* _WHAT THE TASK ASKS_: Give the records again exactly as written. Leave out the pictures.

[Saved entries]
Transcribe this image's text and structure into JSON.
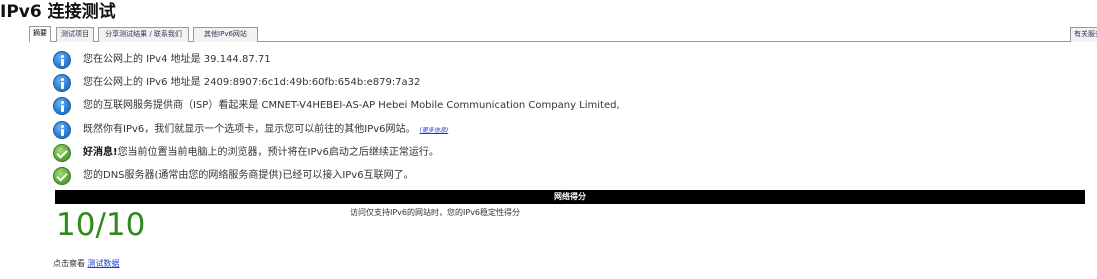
{
  "page": {
    "title": "IPv6 连接测试"
  },
  "tabs": [
    {
      "label": "摘要",
      "active": true
    },
    {
      "label": "测试项目",
      "active": false
    },
    {
      "label": "分享测试结果 / 联系我们",
      "active": false
    },
    {
      "label": "其他IPv6网站",
      "active": false
    },
    {
      "label": "有关服务",
      "active": false
    }
  ],
  "messages": [
    {
      "icon": "info-icon",
      "text": "您在公网上的 IPv4 地址是 39.144.87.71"
    },
    {
      "icon": "info-icon",
      "text": "您在公网上的 IPv6 地址是 2409:8907:6c1d:49b:60fb:654b:e879:7a32"
    },
    {
      "icon": "info-icon",
      "text": "您的互联网服务提供商（ISP）看起来是 CMNET-V4HEBEI-AS-AP Hebei Mobile Communication Company Limited,"
    },
    {
      "icon": "info-icon",
      "text": "既然你有IPv6，我们就显示一个选项卡，显示您可以前往的其他IPv6网站。",
      "link": "(更多信息)"
    },
    {
      "icon": "check-icon",
      "bold": "好消息!",
      "text": "您当前位置当前电脑上的浏览器，预计将在IPv6启动之后继续正常运行。"
    },
    {
      "icon": "check-icon",
      "text": "您的DNS服务器(通常由您的网络服务商提供)已经可以接入IPv6互联网了。"
    }
  ],
  "score": {
    "header": "网络得分",
    "value": "10/10",
    "description": "访问仅支持IPv6的网站时，您的IPv6稳定性得分"
  },
  "footer": {
    "prefix": "点击察看",
    "link": "测试数据"
  },
  "colors": {
    "score_green": "#2f8a1c",
    "info_blue": "#2c7fd6",
    "ok_green": "#5cab38",
    "header_black": "#000000",
    "link_blue": "#1a3bd6"
  }
}
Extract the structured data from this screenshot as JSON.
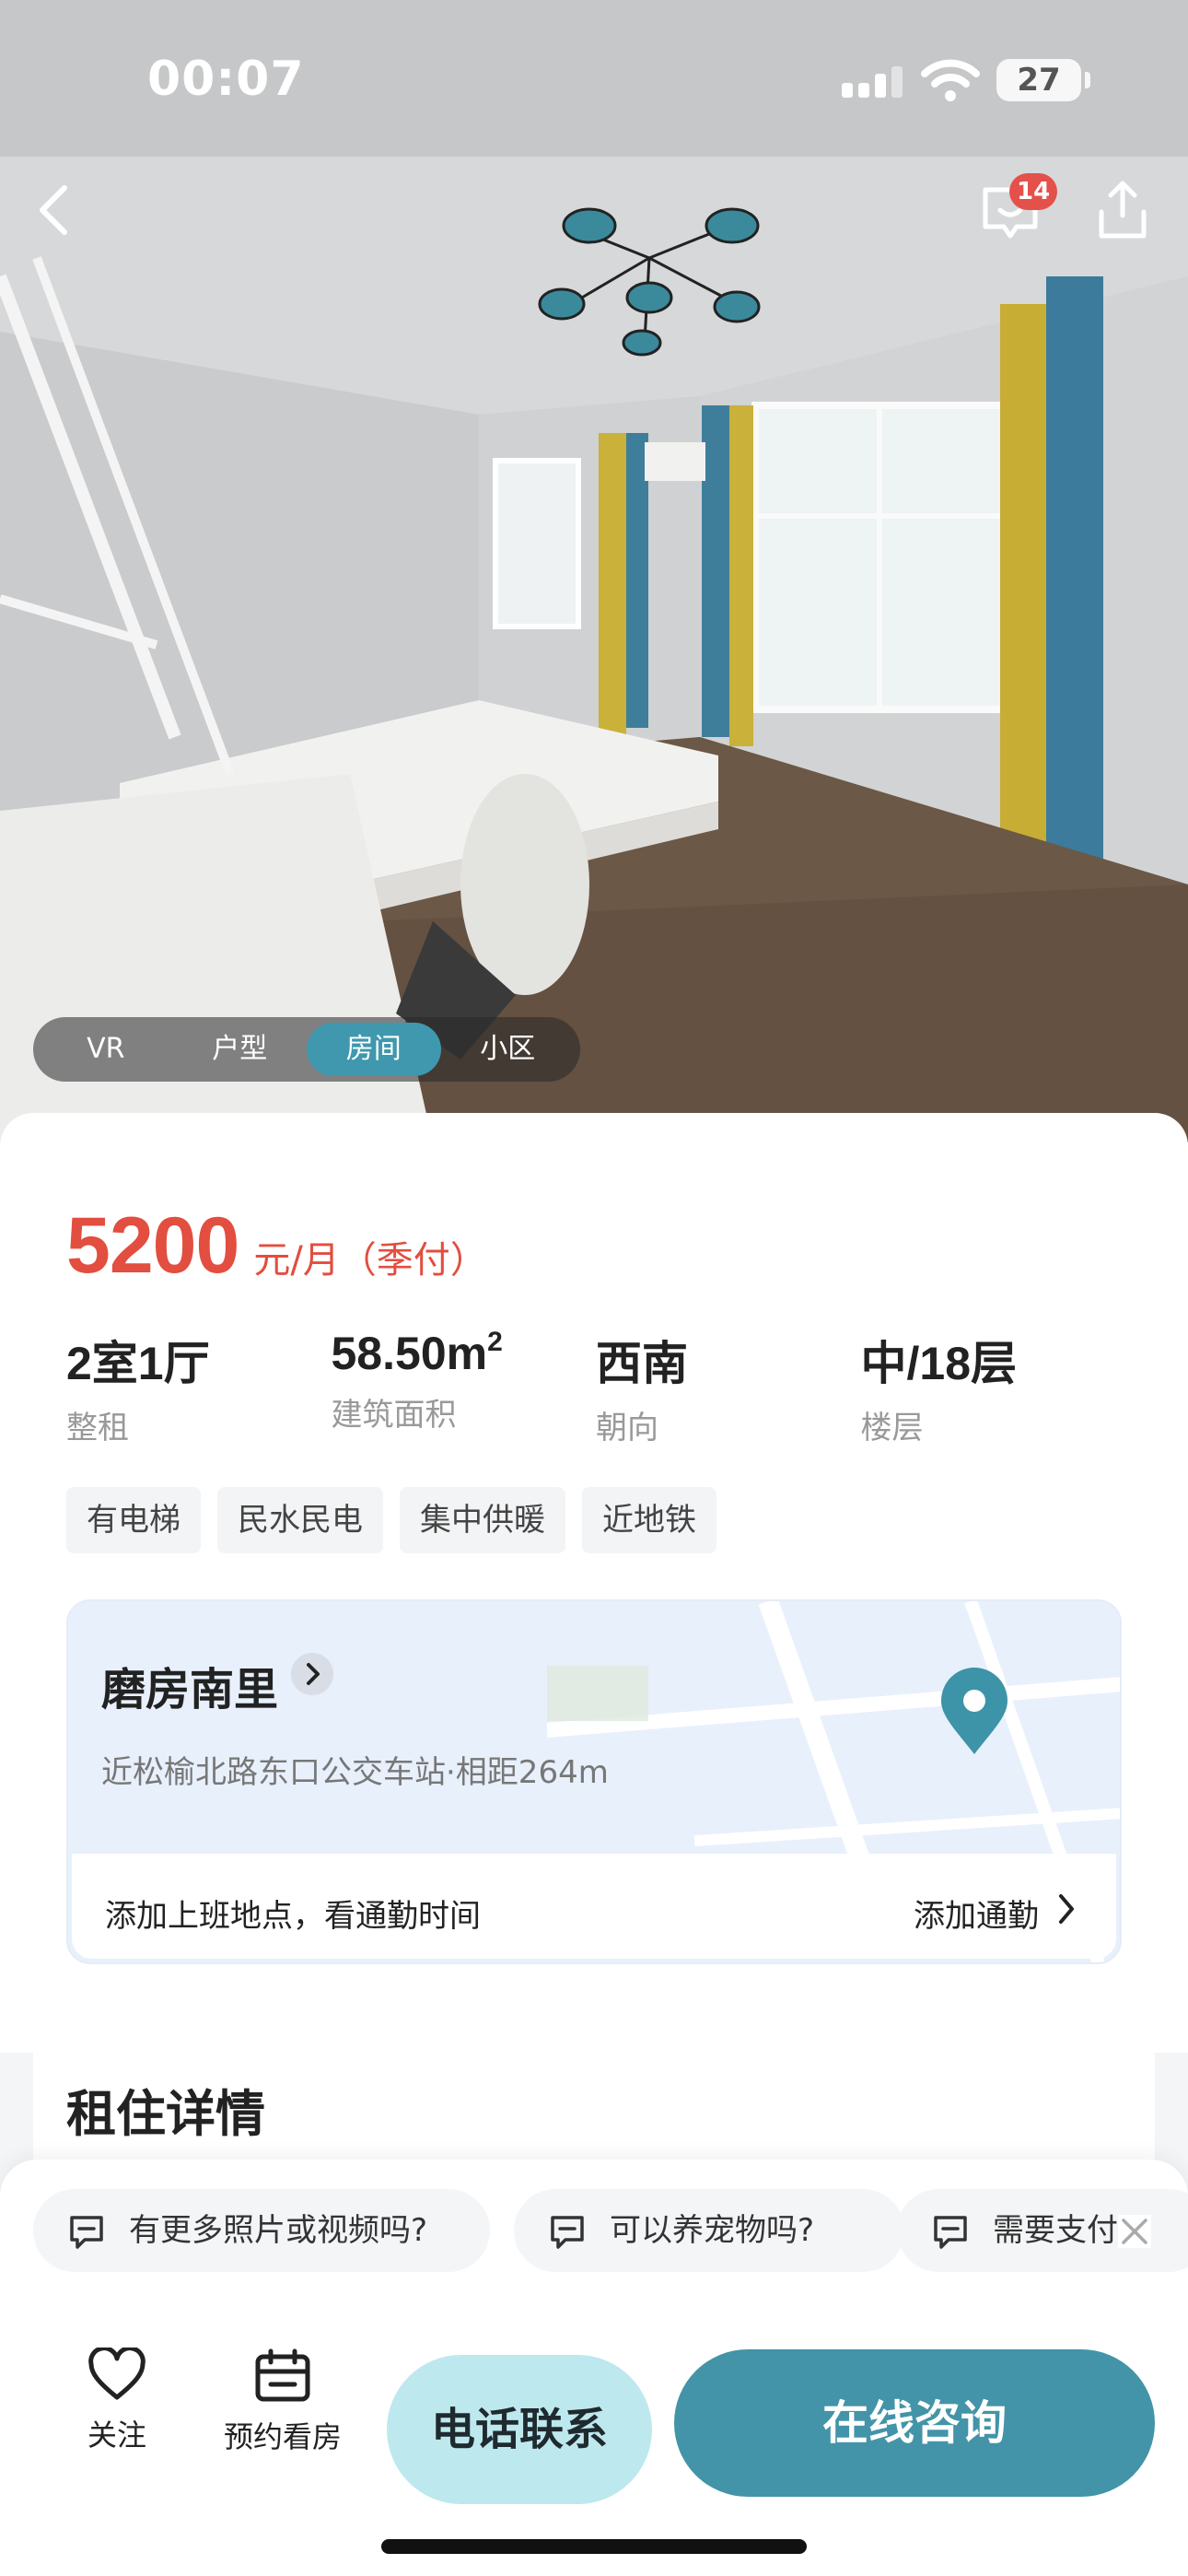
{
  "status_bar": {
    "time": "00:07",
    "battery": "27"
  },
  "header": {
    "message_badge": "14"
  },
  "media_tabs": [
    {
      "label": "VR"
    },
    {
      "label": "户型"
    },
    {
      "label": "房间"
    },
    {
      "label": "小区"
    }
  ],
  "listing": {
    "price": "5200",
    "price_unit": "元/月（季付）",
    "specs": [
      {
        "value": "2室1厅",
        "label": "整租"
      },
      {
        "value": "58.50m",
        "label": "建筑面积"
      },
      {
        "value": "西南",
        "label": "朝向"
      },
      {
        "value": "中/18层",
        "label": "楼层"
      }
    ],
    "area_superscript": "2",
    "tags": [
      "有电梯",
      "民水民电",
      "集中供暖",
      "近地铁"
    ]
  },
  "community": {
    "name": "磨房南里",
    "transit": "近松榆北路东口公交车站·相距264m",
    "commute_prompt": "添加上班地点，看通勤时间",
    "commute_link": "添加通勤"
  },
  "detail": {
    "title": "租住详情"
  },
  "quick_questions": [
    "有更多照片或视频吗?",
    "可以养宠物吗?",
    "需要支付"
  ],
  "actions": {
    "follow": "关注",
    "schedule": "预约看房",
    "call": "电话联系",
    "consult": "在线咨询"
  },
  "colors": {
    "price": "#e24e3f",
    "accent": "#4394a8",
    "call_bg": "#bde8ee",
    "badge": "#e4514a"
  }
}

* _FINAL ANSWER_:
Transcribe this image's text and structure into JSON.
{
  "page": {
    "title": "IPv6 连接测试"
  },
  "tabs": [
    {
      "label": "摘要",
      "active": true
    },
    {
      "label": "测试项目",
      "active": false
    },
    {
      "label": "分享测试结果 / 联系我们",
      "active": false
    },
    {
      "label": "其他IPv6网站",
      "active": false
    },
    {
      "label": "有关服务",
      "active": false
    }
  ],
  "messages": [
    {
      "icon": "info-icon",
      "text": "您在公网上的 IPv4 地址是 39.144.87.71"
    },
    {
      "icon": "info-icon",
      "text": "您在公网上的 IPv6 地址是 2409:8907:6c1d:49b:60fb:654b:e879:7a32"
    },
    {
      "icon": "info-icon",
      "text": "您的互联网服务提供商（ISP）看起来是 CMNET-V4HEBEI-AS-AP Hebei Mobile Communication Company Limited,"
    },
    {
      "icon": "info-icon",
      "text": "既然你有IPv6，我们就显示一个选项卡，显示您可以前往的其他IPv6网站。",
      "link": "(更多信息)"
    },
    {
      "icon": "check-icon",
      "bold": "好消息!",
      "text": "您当前位置当前电脑上的浏览器，预计将在IPv6启动之后继续正常运行。"
    },
    {
      "icon": "check-icon",
      "text": "您的DNS服务器(通常由您的网络服务商提供)已经可以接入IPv6互联网了。"
    }
  ],
  "score": {
    "header": "网络得分",
    "value": "10/10",
    "description": "访问仅支持IPv6的网站时，您的IPv6稳定性得分"
  },
  "footer": {
    "prefix": "点击察看",
    "link": "测试数据"
  },
  "colors": {
    "score_green": "#2f8a1c",
    "info_blue": "#2c7fd6",
    "ok_green": "#5cab38",
    "header_black": "#000000",
    "link_blue": "#1a3bd6"
  }
}
Extract the structured data from this screenshot as JSON.
{
  "status_bar": {
    "time": "00:07",
    "battery": "27"
  },
  "header": {
    "message_badge": "14"
  },
  "media_tabs": [
    {
      "label": "VR"
    },
    {
      "label": "户型"
    },
    {
      "label": "房间"
    },
    {
      "label": "小区"
    }
  ],
  "listing": {
    "price": "5200",
    "price_unit": "元/月（季付）",
    "specs": [
      {
        "value": "2室1厅",
        "label": "整租"
      },
      {
        "value": "58.50m",
        "label": "建筑面积"
      },
      {
        "value": "西南",
        "label": "朝向"
      },
      {
        "value": "中/18层",
        "label": "楼层"
      }
    ],
    "area_superscript": "2",
    "tags": [
      "有电梯",
      "民水民电",
      "集中供暖",
      "近地铁"
    ]
  },
  "community": {
    "name": "磨房南里",
    "transit": "近松榆北路东口公交车站·相距264m",
    "commute_prompt": "添加上班地点，看通勤时间",
    "commute_link": "添加通勤"
  },
  "detail": {
    "title": "租住详情"
  },
  "quick_questions": [
    "有更多照片或视频吗?",
    "可以养宠物吗?",
    "需要支付"
  ],
  "actions": {
    "follow": "关注",
    "schedule": "预约看房",
    "call": "电话联系",
    "consult": "在线咨询"
  },
  "colors": {
    "price": "#e24e3f",
    "accent": "#4394a8",
    "call_bg": "#bde8ee",
    "badge": "#e4514a"
  }
}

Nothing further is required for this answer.